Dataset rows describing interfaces
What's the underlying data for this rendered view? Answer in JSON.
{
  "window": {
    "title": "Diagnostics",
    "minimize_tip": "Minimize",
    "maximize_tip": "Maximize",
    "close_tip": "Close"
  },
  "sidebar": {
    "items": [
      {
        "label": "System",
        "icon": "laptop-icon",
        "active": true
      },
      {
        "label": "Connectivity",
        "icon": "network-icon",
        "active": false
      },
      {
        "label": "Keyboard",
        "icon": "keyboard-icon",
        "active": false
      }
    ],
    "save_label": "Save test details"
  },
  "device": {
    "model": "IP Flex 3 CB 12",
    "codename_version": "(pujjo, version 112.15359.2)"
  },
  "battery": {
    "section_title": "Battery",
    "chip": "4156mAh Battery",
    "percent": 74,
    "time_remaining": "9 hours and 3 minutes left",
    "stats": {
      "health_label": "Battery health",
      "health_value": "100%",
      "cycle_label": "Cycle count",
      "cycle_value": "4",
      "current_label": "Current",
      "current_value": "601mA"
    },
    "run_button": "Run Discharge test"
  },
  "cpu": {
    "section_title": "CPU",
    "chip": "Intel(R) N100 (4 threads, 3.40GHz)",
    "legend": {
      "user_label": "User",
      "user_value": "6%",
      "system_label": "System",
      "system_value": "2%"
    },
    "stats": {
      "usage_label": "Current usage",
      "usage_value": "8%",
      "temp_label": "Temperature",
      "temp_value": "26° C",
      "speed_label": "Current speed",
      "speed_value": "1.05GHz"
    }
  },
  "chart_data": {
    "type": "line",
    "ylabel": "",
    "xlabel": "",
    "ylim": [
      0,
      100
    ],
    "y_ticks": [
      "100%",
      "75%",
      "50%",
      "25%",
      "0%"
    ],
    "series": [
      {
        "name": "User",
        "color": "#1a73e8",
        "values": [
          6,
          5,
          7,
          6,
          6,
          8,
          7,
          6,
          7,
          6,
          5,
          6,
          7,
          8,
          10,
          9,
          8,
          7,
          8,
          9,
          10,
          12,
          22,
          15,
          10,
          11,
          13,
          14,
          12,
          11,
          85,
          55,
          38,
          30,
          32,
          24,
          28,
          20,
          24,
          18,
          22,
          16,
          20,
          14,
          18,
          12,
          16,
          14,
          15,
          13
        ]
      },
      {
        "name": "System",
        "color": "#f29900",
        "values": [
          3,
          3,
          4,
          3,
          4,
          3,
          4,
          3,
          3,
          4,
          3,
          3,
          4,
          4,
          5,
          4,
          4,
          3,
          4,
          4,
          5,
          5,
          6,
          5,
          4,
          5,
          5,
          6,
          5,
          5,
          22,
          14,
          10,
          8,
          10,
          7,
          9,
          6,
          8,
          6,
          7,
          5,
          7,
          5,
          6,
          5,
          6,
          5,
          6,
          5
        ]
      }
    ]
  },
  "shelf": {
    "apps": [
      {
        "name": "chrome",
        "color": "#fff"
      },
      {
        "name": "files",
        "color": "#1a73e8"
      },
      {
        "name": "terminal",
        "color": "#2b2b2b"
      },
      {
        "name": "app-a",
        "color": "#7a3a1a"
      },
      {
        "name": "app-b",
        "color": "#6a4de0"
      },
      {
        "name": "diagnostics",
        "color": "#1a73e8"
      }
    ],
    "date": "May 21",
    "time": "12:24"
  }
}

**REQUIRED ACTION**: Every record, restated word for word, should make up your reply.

**ANSWER TO THE EXERCISE**:
What's the underlying data for this rendered view? Answer in JSON.
{
  "window": {
    "title": "Diagnostics",
    "minimize_tip": "Minimize",
    "maximize_tip": "Maximize",
    "close_tip": "Close"
  },
  "sidebar": {
    "items": [
      {
        "label": "System",
        "icon": "laptop-icon",
        "active": true
      },
      {
        "label": "Connectivity",
        "icon": "network-icon",
        "active": false
      },
      {
        "label": "Keyboard",
        "icon": "keyboard-icon",
        "active": false
      }
    ],
    "save_label": "Save test details"
  },
  "device": {
    "model": "IP Flex 3 CB 12",
    "codename_version": "(pujjo, version 112.15359.2)"
  },
  "battery": {
    "section_title": "Battery",
    "chip": "4156mAh Battery",
    "percent": 74,
    "time_remaining": "9 hours and 3 minutes left",
    "stats": {
      "health_label": "Battery health",
      "health_value": "100%",
      "cycle_label": "Cycle count",
      "cycle_value": "4",
      "current_label": "Current",
      "current_value": "601mA"
    },
    "run_button": "Run Discharge test"
  },
  "cpu": {
    "section_title": "CPU",
    "chip": "Intel(R) N100 (4 threads, 3.40GHz)",
    "legend": {
      "user_label": "User",
      "user_value": "6%",
      "system_label": "System",
      "system_value": "2%"
    },
    "stats": {
      "usage_label": "Current usage",
      "usage_value": "8%",
      "temp_label": "Temperature",
      "temp_value": "26° C",
      "speed_label": "Current speed",
      "speed_value": "1.05GHz"
    }
  },
  "chart_data": {
    "type": "line",
    "ylabel": "",
    "xlabel": "",
    "ylim": [
      0,
      100
    ],
    "y_ticks": [
      "100%",
      "75%",
      "50%",
      "25%",
      "0%"
    ],
    "series": [
      {
        "name": "User",
        "color": "#1a73e8",
        "values": [
          6,
          5,
          7,
          6,
          6,
          8,
          7,
          6,
          7,
          6,
          5,
          6,
          7,
          8,
          10,
          9,
          8,
          7,
          8,
          9,
          10,
          12,
          22,
          15,
          10,
          11,
          13,
          14,
          12,
          11,
          85,
          55,
          38,
          30,
          32,
          24,
          28,
          20,
          24,
          18,
          22,
          16,
          20,
          14,
          18,
          12,
          16,
          14,
          15,
          13
        ]
      },
      {
        "name": "System",
        "color": "#f29900",
        "values": [
          3,
          3,
          4,
          3,
          4,
          3,
          4,
          3,
          3,
          4,
          3,
          3,
          4,
          4,
          5,
          4,
          4,
          3,
          4,
          4,
          5,
          5,
          6,
          5,
          4,
          5,
          5,
          6,
          5,
          5,
          22,
          14,
          10,
          8,
          10,
          7,
          9,
          6,
          8,
          6,
          7,
          5,
          7,
          5,
          6,
          5,
          6,
          5,
          6,
          5
        ]
      }
    ]
  },
  "shelf": {
    "apps": [
      {
        "name": "chrome",
        "color": "#fff"
      },
      {
        "name": "files",
        "color": "#1a73e8"
      },
      {
        "name": "terminal",
        "color": "#2b2b2b"
      },
      {
        "name": "app-a",
        "color": "#7a3a1a"
      },
      {
        "name": "app-b",
        "color": "#6a4de0"
      },
      {
        "name": "diagnostics",
        "color": "#1a73e8"
      }
    ],
    "date": "May 21",
    "time": "12:24"
  }
}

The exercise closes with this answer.